NOW, let’s try that again but with using Handley’s figures and interpretation on this program. He claimed that the average doctor sees 1,546 patients and that if 100% of this figure was vaccinated then the doctor would receive a $400 bonus for every single patient. That would mean one qualifying doctor would be awarded a bonus of $618,400. If every pediatrician in the US met this 100% Handley-interpreted criteria, then the total maximum annual amount possible to be paid out by BCBS would be $56,840,236,000. Think about that for a moment. In the one country where health coverage is a for profit business, anti-vaccine activists believe there’s a physician incentive program that is leaving a health insurance company open to the possibility of having to pay out almost $57 trillion dollars annually as a bonus. As if that isn’t an adequately insane belief on its own, it gets worse. Anti-vaccine activists believe the actors in this theory of theirs know that vaccines cause physical injury to many who receive them, and that these “vaccine injuries” then require new and additional medical care that the insurance companies will have to pay for through medical claims. Let me say that one more time. The anti-vaccine community is arguing that the US based for profit health insurance companies are paying for vaccines, paying possible incentives that total to almost $57 trillion dollars a year for administering these vaccines, just so they can then have to pay for the consequences of said vaccines in medical claims, and they are doing this because they are a bunch of corrupt greedy capitalists.
BUT WAIT! There’s one more! None of these figures even apply since the BCBS incentive program is only available to Michigan state BCBS physician providers, and only if they choose to participate. If anti-vaccine activists had only paid attention to that one little detail I could’ve avoided having to do a shit load of math just now..

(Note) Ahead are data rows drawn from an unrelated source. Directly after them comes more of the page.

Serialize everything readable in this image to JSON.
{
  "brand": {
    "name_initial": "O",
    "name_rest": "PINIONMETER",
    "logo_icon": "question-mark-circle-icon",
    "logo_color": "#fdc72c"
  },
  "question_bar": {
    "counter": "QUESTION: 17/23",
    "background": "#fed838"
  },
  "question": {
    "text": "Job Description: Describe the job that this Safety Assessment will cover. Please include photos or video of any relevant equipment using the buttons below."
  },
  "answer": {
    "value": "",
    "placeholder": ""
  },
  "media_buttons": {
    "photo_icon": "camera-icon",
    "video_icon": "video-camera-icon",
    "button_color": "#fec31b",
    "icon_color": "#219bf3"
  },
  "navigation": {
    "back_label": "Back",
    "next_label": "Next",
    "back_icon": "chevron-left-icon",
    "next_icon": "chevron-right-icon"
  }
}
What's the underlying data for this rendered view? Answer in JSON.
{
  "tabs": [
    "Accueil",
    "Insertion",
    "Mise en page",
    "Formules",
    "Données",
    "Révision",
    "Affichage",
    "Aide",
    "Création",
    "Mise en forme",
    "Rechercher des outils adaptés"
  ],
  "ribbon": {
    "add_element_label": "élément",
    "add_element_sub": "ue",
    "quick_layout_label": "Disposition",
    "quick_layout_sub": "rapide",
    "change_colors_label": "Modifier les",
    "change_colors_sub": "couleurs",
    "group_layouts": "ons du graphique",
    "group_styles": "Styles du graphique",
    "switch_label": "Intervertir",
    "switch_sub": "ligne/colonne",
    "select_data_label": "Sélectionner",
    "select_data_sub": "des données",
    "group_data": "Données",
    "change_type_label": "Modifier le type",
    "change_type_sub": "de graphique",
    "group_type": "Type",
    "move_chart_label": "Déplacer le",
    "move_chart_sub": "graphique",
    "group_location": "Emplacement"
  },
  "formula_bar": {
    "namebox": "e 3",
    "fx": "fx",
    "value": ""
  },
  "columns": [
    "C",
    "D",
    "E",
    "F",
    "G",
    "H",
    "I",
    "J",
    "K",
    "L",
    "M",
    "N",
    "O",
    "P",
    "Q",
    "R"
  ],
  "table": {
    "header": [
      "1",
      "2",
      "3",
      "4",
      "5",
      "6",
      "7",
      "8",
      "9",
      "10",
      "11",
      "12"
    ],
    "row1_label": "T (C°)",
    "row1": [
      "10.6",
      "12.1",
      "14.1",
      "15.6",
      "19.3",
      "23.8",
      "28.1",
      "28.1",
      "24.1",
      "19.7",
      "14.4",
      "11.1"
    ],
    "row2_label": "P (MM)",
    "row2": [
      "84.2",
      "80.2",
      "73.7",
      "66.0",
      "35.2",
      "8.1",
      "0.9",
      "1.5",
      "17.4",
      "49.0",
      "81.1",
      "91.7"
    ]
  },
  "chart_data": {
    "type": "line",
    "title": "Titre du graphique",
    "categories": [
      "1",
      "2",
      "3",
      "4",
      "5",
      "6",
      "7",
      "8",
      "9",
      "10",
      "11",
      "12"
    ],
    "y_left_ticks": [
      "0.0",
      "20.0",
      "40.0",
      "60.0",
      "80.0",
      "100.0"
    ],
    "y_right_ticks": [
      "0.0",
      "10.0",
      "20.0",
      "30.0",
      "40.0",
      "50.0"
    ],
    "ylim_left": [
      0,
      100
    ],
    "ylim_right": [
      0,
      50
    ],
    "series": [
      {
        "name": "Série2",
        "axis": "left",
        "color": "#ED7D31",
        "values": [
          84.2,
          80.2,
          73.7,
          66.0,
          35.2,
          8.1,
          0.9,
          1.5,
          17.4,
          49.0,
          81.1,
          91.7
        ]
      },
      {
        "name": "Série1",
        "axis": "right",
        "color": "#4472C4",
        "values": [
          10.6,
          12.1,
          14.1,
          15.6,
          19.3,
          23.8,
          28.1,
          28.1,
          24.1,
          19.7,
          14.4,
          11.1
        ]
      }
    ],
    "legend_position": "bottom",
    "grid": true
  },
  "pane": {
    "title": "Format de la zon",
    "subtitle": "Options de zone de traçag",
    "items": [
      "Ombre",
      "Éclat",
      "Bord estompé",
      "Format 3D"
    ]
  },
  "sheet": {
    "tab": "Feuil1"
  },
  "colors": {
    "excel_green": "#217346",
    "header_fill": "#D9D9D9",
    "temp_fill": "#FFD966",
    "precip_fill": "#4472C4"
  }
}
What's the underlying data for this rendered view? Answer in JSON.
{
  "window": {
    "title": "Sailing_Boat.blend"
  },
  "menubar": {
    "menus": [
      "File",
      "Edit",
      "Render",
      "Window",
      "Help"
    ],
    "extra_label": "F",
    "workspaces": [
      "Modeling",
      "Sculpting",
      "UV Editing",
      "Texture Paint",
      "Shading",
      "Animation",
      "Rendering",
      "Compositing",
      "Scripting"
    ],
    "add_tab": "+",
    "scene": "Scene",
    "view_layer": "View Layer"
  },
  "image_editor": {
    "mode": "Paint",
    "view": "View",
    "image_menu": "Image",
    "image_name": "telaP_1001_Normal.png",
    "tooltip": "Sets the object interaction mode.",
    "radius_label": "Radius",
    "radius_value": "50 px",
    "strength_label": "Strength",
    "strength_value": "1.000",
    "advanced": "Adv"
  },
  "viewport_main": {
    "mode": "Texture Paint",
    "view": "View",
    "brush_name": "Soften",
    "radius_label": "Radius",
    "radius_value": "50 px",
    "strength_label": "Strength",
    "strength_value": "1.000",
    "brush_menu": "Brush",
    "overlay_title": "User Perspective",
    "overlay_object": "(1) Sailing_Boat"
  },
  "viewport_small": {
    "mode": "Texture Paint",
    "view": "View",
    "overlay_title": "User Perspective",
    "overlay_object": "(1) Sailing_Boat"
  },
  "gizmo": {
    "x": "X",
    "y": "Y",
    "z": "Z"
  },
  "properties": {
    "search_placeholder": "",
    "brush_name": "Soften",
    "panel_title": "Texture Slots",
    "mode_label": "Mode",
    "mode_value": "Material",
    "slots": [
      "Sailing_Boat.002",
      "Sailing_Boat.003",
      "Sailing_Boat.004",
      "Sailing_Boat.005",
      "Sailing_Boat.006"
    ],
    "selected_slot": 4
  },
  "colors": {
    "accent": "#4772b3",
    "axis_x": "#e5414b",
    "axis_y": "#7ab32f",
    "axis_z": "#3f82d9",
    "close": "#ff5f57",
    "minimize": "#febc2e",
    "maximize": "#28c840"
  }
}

Can you see why I once believed this argument against vaccines had to be poe?